Mr Safadi called on the court to “rule that this brutality can be no more”. “The source of all evil must end,” he said.

Hayder Shiya Al Barrak, head of the legal department of the Foreign Affairs Ministry of Iraq, asked the court “to stop the systematic killing machine against the Palestinian people”.

Israel did not request to speak during the hearings – a position that Ireland “very much regrets”, said Mr Fanning. It has submitted a written statement which has not been made public.

But Israel's strongest ally, the US, insisted during its intervention on Israel's right to self-defence.

“We were all reminded of those security needs on October 7 and they persist. Regrettably those needs have been ignored by many of the participants,” said Richard Visek, acting legal adviser for the US Department of State, on Wednesday.

For China, the right of an occupying power to self-defence hinges on the legitimacy of its occupation.

However, “this does not rule out the possibility for the occupying power … as a last resort to take necessary law enforcement measures against individuals or entities in the occupied territories,” said Mr Ma. “These acts must stay within the limits cited by international law.”

Mr Fanning reiterated Ireland’s belief that all countries should refrain from supporting Israel’s occupation.

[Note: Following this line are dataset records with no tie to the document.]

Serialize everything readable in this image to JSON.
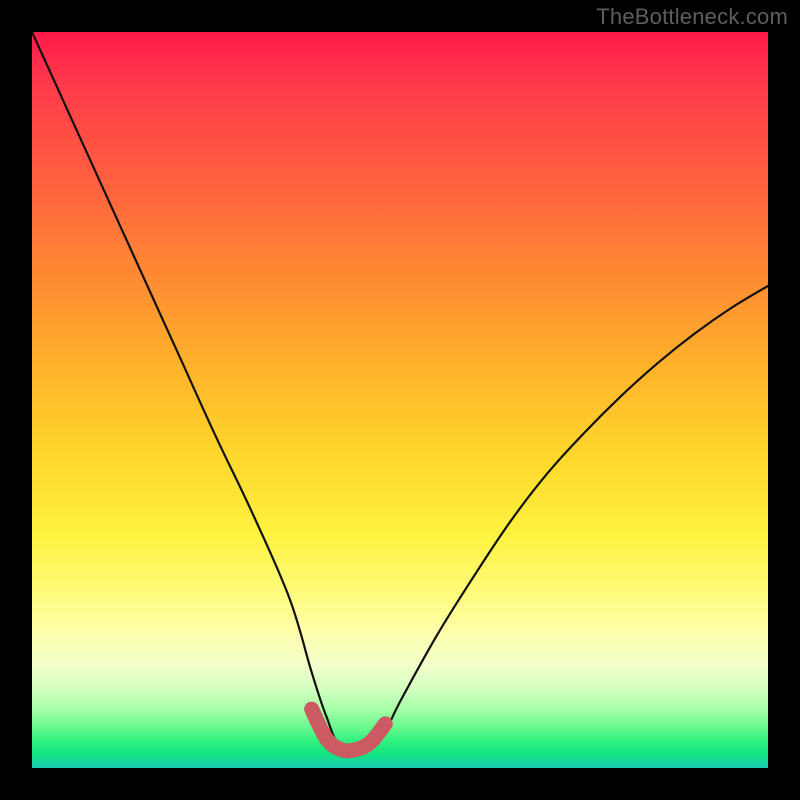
{
  "watermark": "TheBottleneck.com",
  "chart_data": {
    "type": "line",
    "title": "",
    "xlabel": "",
    "ylabel": "",
    "xlim": [
      0,
      100
    ],
    "ylim": [
      0,
      100
    ],
    "series": [
      {
        "name": "bottleneck-curve",
        "x": [
          0,
          5,
          10,
          15,
          20,
          25,
          30,
          35,
          38,
          40,
          42,
          46,
          48,
          50,
          55,
          60,
          65,
          70,
          75,
          80,
          85,
          90,
          95,
          100
        ],
        "values": [
          100,
          89,
          78,
          67,
          56,
          45,
          34.5,
          23,
          13,
          7,
          3,
          3,
          5,
          9,
          18,
          26,
          33.5,
          40,
          45.5,
          50.5,
          55,
          59,
          62.5,
          65.5
        ]
      },
      {
        "name": "highlight-band",
        "x": [
          38,
          40,
          42,
          44,
          46,
          48
        ],
        "values": [
          8,
          4,
          2.5,
          2.5,
          3.5,
          6
        ]
      }
    ],
    "colors": {
      "curve": "#111111",
      "highlight": "#cc5a62"
    }
  }
}
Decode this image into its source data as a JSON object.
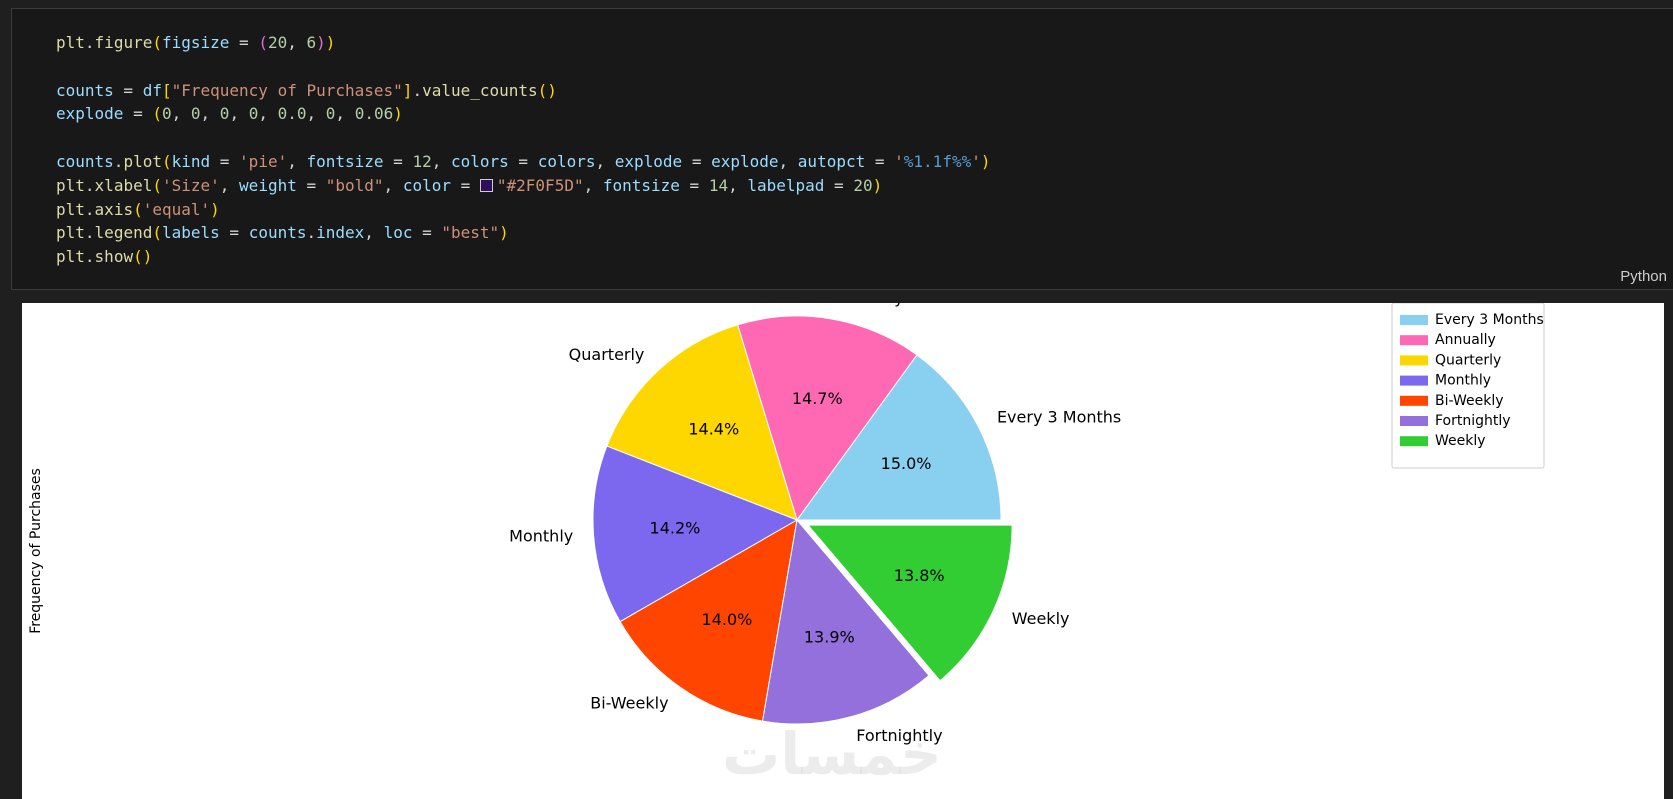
{
  "cell": {
    "language": "Python",
    "code_lines": [
      [
        [
          "fn",
          "plt"
        ],
        [
          "op",
          "."
        ],
        [
          "fn",
          "figure"
        ],
        [
          "b1",
          "("
        ],
        [
          "var",
          "figsize"
        ],
        [
          "op",
          " = "
        ],
        [
          "b2",
          "("
        ],
        [
          "num",
          "20"
        ],
        [
          "op",
          ", "
        ],
        [
          "num",
          "6"
        ],
        [
          "b2",
          ")"
        ],
        [
          "b1",
          ")"
        ]
      ],
      [],
      [
        [
          "var",
          "counts"
        ],
        [
          "op",
          " = "
        ],
        [
          "var",
          "df"
        ],
        [
          "b1",
          "["
        ],
        [
          "str",
          "\"Frequency of Purchases\""
        ],
        [
          "b1",
          "]"
        ],
        [
          "op",
          "."
        ],
        [
          "fn",
          "value_counts"
        ],
        [
          "b1",
          "()"
        ]
      ],
      [
        [
          "var",
          "explode"
        ],
        [
          "op",
          " = "
        ],
        [
          "b1",
          "("
        ],
        [
          "num",
          "0"
        ],
        [
          "op",
          ", "
        ],
        [
          "num",
          "0"
        ],
        [
          "op",
          ", "
        ],
        [
          "num",
          "0"
        ],
        [
          "op",
          ", "
        ],
        [
          "num",
          "0"
        ],
        [
          "op",
          ", "
        ],
        [
          "num",
          "0.0"
        ],
        [
          "op",
          ", "
        ],
        [
          "num",
          "0"
        ],
        [
          "op",
          ", "
        ],
        [
          "num",
          "0.06"
        ],
        [
          "b1",
          ")"
        ]
      ],
      [],
      [
        [
          "var",
          "counts"
        ],
        [
          "op",
          "."
        ],
        [
          "fn",
          "plot"
        ],
        [
          "b1",
          "("
        ],
        [
          "var",
          "kind"
        ],
        [
          "op",
          " = "
        ],
        [
          "str",
          "'pie'"
        ],
        [
          "op",
          ", "
        ],
        [
          "var",
          "fontsize"
        ],
        [
          "op",
          " = "
        ],
        [
          "num",
          "12"
        ],
        [
          "op",
          ", "
        ],
        [
          "var",
          "colors"
        ],
        [
          "op",
          " = "
        ],
        [
          "var",
          "colors"
        ],
        [
          "op",
          ", "
        ],
        [
          "var",
          "explode"
        ],
        [
          "op",
          " = "
        ],
        [
          "var",
          "explode"
        ],
        [
          "op",
          ", "
        ],
        [
          "var",
          "autopct"
        ],
        [
          "op",
          " = "
        ],
        [
          "str",
          "'"
        ],
        [
          "fmt",
          "%1.1f%%"
        ],
        [
          "str",
          "'"
        ],
        [
          "b1",
          ")"
        ]
      ],
      [
        [
          "fn",
          "plt"
        ],
        [
          "op",
          "."
        ],
        [
          "fn",
          "xlabel"
        ],
        [
          "b1",
          "("
        ],
        [
          "str",
          "'Size'"
        ],
        [
          "op",
          ", "
        ],
        [
          "var",
          "weight"
        ],
        [
          "op",
          " = "
        ],
        [
          "str",
          "\"bold\""
        ],
        [
          "op",
          ", "
        ],
        [
          "var",
          "color"
        ],
        [
          "op",
          " = "
        ],
        [
          "swatch",
          "#2F0F5D"
        ],
        [
          "str",
          "\"#2F0F5D\""
        ],
        [
          "op",
          ", "
        ],
        [
          "var",
          "fontsize"
        ],
        [
          "op",
          " = "
        ],
        [
          "num",
          "14"
        ],
        [
          "op",
          ", "
        ],
        [
          "var",
          "labelpad"
        ],
        [
          "op",
          " = "
        ],
        [
          "num",
          "20"
        ],
        [
          "b1",
          ")"
        ]
      ],
      [
        [
          "fn",
          "plt"
        ],
        [
          "op",
          "."
        ],
        [
          "fn",
          "axis"
        ],
        [
          "b1",
          "("
        ],
        [
          "str",
          "'equal'"
        ],
        [
          "b1",
          ")"
        ]
      ],
      [
        [
          "fn",
          "plt"
        ],
        [
          "op",
          "."
        ],
        [
          "fn",
          "legend"
        ],
        [
          "b1",
          "("
        ],
        [
          "var",
          "labels"
        ],
        [
          "op",
          " = "
        ],
        [
          "var",
          "counts"
        ],
        [
          "op",
          "."
        ],
        [
          "var",
          "index"
        ],
        [
          "op",
          ", "
        ],
        [
          "var",
          "loc"
        ],
        [
          "op",
          " = "
        ],
        [
          "str",
          "\"best\""
        ],
        [
          "b1",
          ")"
        ]
      ],
      [
        [
          "fn",
          "plt"
        ],
        [
          "op",
          "."
        ],
        [
          "fn",
          "show"
        ],
        [
          "b1",
          "()"
        ]
      ]
    ]
  },
  "chart_data": {
    "type": "pie",
    "ylabel": "Frequency of Purchases",
    "start_angle_deg": 0,
    "direction": "counterclockwise",
    "legend_position": "top-right",
    "slices": [
      {
        "label": "Every 3 Months",
        "percent": 15.0,
        "pct_text": "15.0%",
        "color": "#89CFF0",
        "explode": 0
      },
      {
        "label": "Annually",
        "percent": 14.7,
        "pct_text": "14.7%",
        "color": "#FF69B4",
        "explode": 0
      },
      {
        "label": "Quarterly",
        "percent": 14.4,
        "pct_text": "14.4%",
        "color": "#FFD700",
        "explode": 0
      },
      {
        "label": "Monthly",
        "percent": 14.2,
        "pct_text": "14.2%",
        "color": "#7B68EE",
        "explode": 0
      },
      {
        "label": "Bi-Weekly",
        "percent": 14.0,
        "pct_text": "14.0%",
        "color": "#FF4500",
        "explode": 0.0
      },
      {
        "label": "Fortnightly",
        "percent": 13.9,
        "pct_text": "13.9%",
        "color": "#9370DB",
        "explode": 0
      },
      {
        "label": "Weekly",
        "percent": 13.8,
        "pct_text": "13.8%",
        "color": "#32CD32",
        "explode": 0.06
      }
    ]
  }
}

This includes a call for the EU, to which Ireland belongs, to review its trade agreement with Israel due to suspicions of human rights breaches.

In a letter to the European Commission sent on February 14, Ireland's Prime Minister Leo Varadkar and his Spanish counterpart Pedro Sanchez asked that the EU review the trade agreement.

But such a decision would have to be taken unanimously by the bloc's 27 member states – a move that remains highly unlikely due to deep divisions over the Middle Eastern conflict.

Updated: February 23, 2024, 4:01 AM